A boating holiday in Hungary is the perfect opportunity to discover the exceptional Tokaj wine-making region as well as delicious Hungarian cuisine.
Located in the north-east of Hungary, the region of Tokaj is famous for its wines and wine cellars and has been given World Heritage recognition by UNESCO since 2002. Praise goes back much further though, with King Louis XIV claiming that Tokaj wines were “the wine of kings and the king of wines”. The most famous (and most expensive!) Hungarian wines all come from this region and there is a good mix of sweeter wines such as Aszú through to drier white wines such as Furmint or Szamorodni.
With 2.9 million hectoliters (equal to 100 litres) of wine produced per year, Hungary is ranked 16th in the world. There are vineyards covering 65,000 hectares and no less than 300 grape varieties cultivated in Hungary. Also, since the 18th century, Hungarian wines have been recognised as the world’s first appellation system with Tokaj establishing a closed production district. The town of Tokaj has seen its name used on numerous wines of the region, which has 6,000 hectares of vines and is the home of many vintages.
There is no doubt that it is the high quality of production that is what makes Tokaj wine famous. However, a key point in history is what really developed the notoriety of these vintage wines - Ferenc Râkôczi, the prince of Transylvania at the beginning of the 18th century, sought protection from the King of France Louis XIV and presented him with stocks of his exceptional wine. Immediately seduced, King Louis became one of Tokaj wines biggest fans and subsequently contributed to developing its reputation and then export around the world. Another example of the international popularity of these wines is a well-known saying from Poland which translates to “if it’s not a Tokaj wine then it’s not a good wine”.
Other examples of acclaim include Pope Pius IV who said “this is a wine fit for the Pope” and Peter the Great of Russia who purchased a vineyard in the region to have his own production of Tokaj wine! Many great writers and composers have also tasted and then praised these wines including Beethoven, Voltaire and Schubert.
During the autumn, a thick morning fog covers the vines and leads to the development of a fungus called ‘botrytis’ that feeds on water. This contributes to the drying of the grape which in turn increases the sugar concentration. This phenomenon is known as “noble rot”.
The grapes from this phenomenon are called “aszús” and are then added during fermentation to dry white wine. This fermentation process of the wine in oak barrels can range from three to ten years. These wines are made from the Furmint, Harslevelù and Muscat de Lunel grapes.
Another trait of the production is the late harvest which came about by accident and originates from soldiers returning from battle much later than expected. This delay lead to the additional time where the “noble rot” process occurred and the wine makers decided to proceed with production – getting the nice surprise that it actually improved the quality. It was this chance action that became the start of what is now a famous wine producing region.

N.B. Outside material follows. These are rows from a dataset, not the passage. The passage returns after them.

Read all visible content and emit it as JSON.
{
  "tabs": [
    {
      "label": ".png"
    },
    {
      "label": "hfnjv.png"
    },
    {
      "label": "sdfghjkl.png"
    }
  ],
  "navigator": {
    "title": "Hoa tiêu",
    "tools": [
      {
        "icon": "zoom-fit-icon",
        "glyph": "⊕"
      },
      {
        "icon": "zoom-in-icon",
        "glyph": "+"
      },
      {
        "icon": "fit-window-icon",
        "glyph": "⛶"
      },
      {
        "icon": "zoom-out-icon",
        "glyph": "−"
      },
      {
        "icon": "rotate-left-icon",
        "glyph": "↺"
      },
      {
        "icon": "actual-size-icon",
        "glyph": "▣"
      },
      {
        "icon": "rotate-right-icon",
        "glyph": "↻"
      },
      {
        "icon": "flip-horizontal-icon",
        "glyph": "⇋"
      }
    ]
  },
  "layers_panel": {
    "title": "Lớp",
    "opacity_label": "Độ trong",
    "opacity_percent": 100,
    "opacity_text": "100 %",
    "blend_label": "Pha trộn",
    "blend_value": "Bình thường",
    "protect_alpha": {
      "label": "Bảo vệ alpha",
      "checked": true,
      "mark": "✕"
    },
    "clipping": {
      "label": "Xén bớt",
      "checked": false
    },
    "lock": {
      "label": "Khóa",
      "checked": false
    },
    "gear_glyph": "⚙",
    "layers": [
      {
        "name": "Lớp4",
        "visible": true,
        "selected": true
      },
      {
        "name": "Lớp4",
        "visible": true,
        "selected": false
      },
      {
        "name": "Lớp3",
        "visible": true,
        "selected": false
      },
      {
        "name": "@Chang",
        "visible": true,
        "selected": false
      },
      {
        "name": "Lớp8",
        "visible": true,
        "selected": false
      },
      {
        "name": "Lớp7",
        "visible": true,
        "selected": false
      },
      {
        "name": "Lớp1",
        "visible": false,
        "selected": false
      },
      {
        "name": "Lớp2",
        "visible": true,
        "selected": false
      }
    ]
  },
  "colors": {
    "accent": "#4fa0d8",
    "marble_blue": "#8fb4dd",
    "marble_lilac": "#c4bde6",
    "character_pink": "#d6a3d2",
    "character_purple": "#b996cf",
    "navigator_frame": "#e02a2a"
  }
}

This particular type of wine goes perfectly with apple desserts such as tarte tatin, donuts, charlottes, turnovers and clafoutis but also crème brûlée accompanied by orange blossom.
Our tips for places to visit where you’ll find great wine cellars are Tokaj, Bodrogkeresztúr, Bodrogkisfalud, Tarcal, Hercegkút, and Sárospatak.
Location of wine cellars to visit near Tokaj (orange markers on the map)
Visit the wine cellar in Bodrogkisfalud
The best way to describe the gastronomy characteristics of Hungary is that dishes are generally substantial and plentiful. The cuisine style is not very spicy but is often flavoured with paprika, oregano and tarragon.
Did you know...Hungarians consume 500 grams of paprika per person per year and use it in everything from starters to desserts! Hungarian cuisine has many influences ranging from Asian and the Austro-Hungarian Empire from 1867-1918, through to Turkey which occupied the country for 150 years in the 17th and 18th century.
Whatever the season, any Hungarian meal begins with a soup. The favourite is Újház chicken soup, but the best known is goulash.
You will then have the choice between fish and meat. The most served fish are carp, pike, perch but also catfish because it is more readily available and therefore cheaper to buy. The fish are cooked fried or breaded.
Regarding meats it tends to be beef, pork and poultry. Hungarians don't eat a lot of vegetables or salads and instead they usually accompany their dish with potatoes, rice, cabbage, carrots and cucumber.
During your boating holiday in Hungary you will have a wide range of restaurants to taste these local specialties. The name "Halászcsárda" found in many villages indicates a local fish restaurant, a sort of tavern offering typical Hungarian cuisine as well as international cuisine.
If you are navigating in the Tokaj region, take the time to discover the gastronomy among these typical restaurants, chosen from among many others:
If your Nicols boating holiday takes place in the Kisköre region, here are some good places to dine (although there are many more also):